___ SUPPLIED ENTRIES

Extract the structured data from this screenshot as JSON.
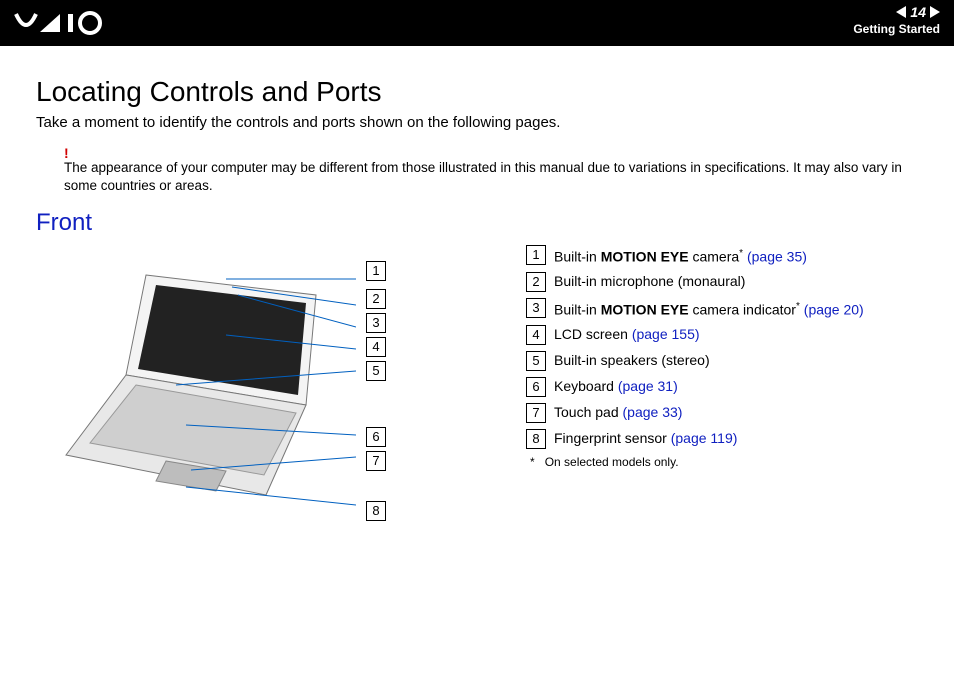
{
  "header": {
    "page_number": "14",
    "section": "Getting Started"
  },
  "title": "Locating Controls and Ports",
  "intro": "Take a moment to identify the controls and ports shown on the following pages.",
  "note_mark": "!",
  "note": "The appearance of your computer may be different from those illustrated in this manual due to variations in specifications. It may also vary in some countries or areas.",
  "subheading": "Front",
  "callout_numbers": [
    "1",
    "2",
    "3",
    "4",
    "5",
    "6",
    "7",
    "8"
  ],
  "items": [
    {
      "n": "1",
      "pre": "Built-in ",
      "bold": "MOTION EYE",
      "post": " camera",
      "star": "*",
      "link": "(page 35)"
    },
    {
      "n": "2",
      "pre": "Built-in microphone (monaural)",
      "bold": "",
      "post": "",
      "star": "",
      "link": ""
    },
    {
      "n": "3",
      "pre": "Built-in ",
      "bold": "MOTION EYE",
      "post": " camera indicator",
      "star": "*",
      "link": "(page 20)"
    },
    {
      "n": "4",
      "pre": "LCD screen ",
      "bold": "",
      "post": "",
      "star": "",
      "link": "(page 155)"
    },
    {
      "n": "5",
      "pre": "Built-in speakers (stereo)",
      "bold": "",
      "post": "",
      "star": "",
      "link": ""
    },
    {
      "n": "6",
      "pre": "Keyboard ",
      "bold": "",
      "post": "",
      "star": "",
      "link": "(page 31)"
    },
    {
      "n": "7",
      "pre": "Touch pad ",
      "bold": "",
      "post": "",
      "star": "",
      "link": "(page 33)"
    },
    {
      "n": "8",
      "pre": "Fingerprint sensor ",
      "bold": "",
      "post": "",
      "star": "",
      "link": "(page 119)"
    }
  ],
  "footnote_mark": "*",
  "footnote": "On selected models only."
}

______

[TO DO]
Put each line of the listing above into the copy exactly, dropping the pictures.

[ANSWER SPACE]
Extract the structured data from this screenshot as JSON.
{
  "header": {
    "page_number": "14",
    "section": "Getting Started"
  },
  "title": "Locating Controls and Ports",
  "intro": "Take a moment to identify the controls and ports shown on the following pages.",
  "note_mark": "!",
  "note": "The appearance of your computer may be different from those illustrated in this manual due to variations in specifications. It may also vary in some countries or areas.",
  "subheading": "Front",
  "callout_numbers": [
    "1",
    "2",
    "3",
    "4",
    "5",
    "6",
    "7",
    "8"
  ],
  "items": [
    {
      "n": "1",
      "pre": "Built-in ",
      "bold": "MOTION EYE",
      "post": " camera",
      "star": "*",
      "link": "(page 35)"
    },
    {
      "n": "2",
      "pre": "Built-in microphone (monaural)",
      "bold": "",
      "post": "",
      "star": "",
      "link": ""
    },
    {
      "n": "3",
      "pre": "Built-in ",
      "bold": "MOTION EYE",
      "post": " camera indicator",
      "star": "*",
      "link": "(page 20)"
    },
    {
      "n": "4",
      "pre": "LCD screen ",
      "bold": "",
      "post": "",
      "star": "",
      "link": "(page 155)"
    },
    {
      "n": "5",
      "pre": "Built-in speakers (stereo)",
      "bold": "",
      "post": "",
      "star": "",
      "link": ""
    },
    {
      "n": "6",
      "pre": "Keyboard ",
      "bold": "",
      "post": "",
      "star": "",
      "link": "(page 31)"
    },
    {
      "n": "7",
      "pre": "Touch pad ",
      "bold": "",
      "post": "",
      "star": "",
      "link": "(page 33)"
    },
    {
      "n": "8",
      "pre": "Fingerprint sensor ",
      "bold": "",
      "post": "",
      "star": "",
      "link": "(page 119)"
    }
  ],
  "footnote_mark": "*",
  "footnote": "On selected models only."
}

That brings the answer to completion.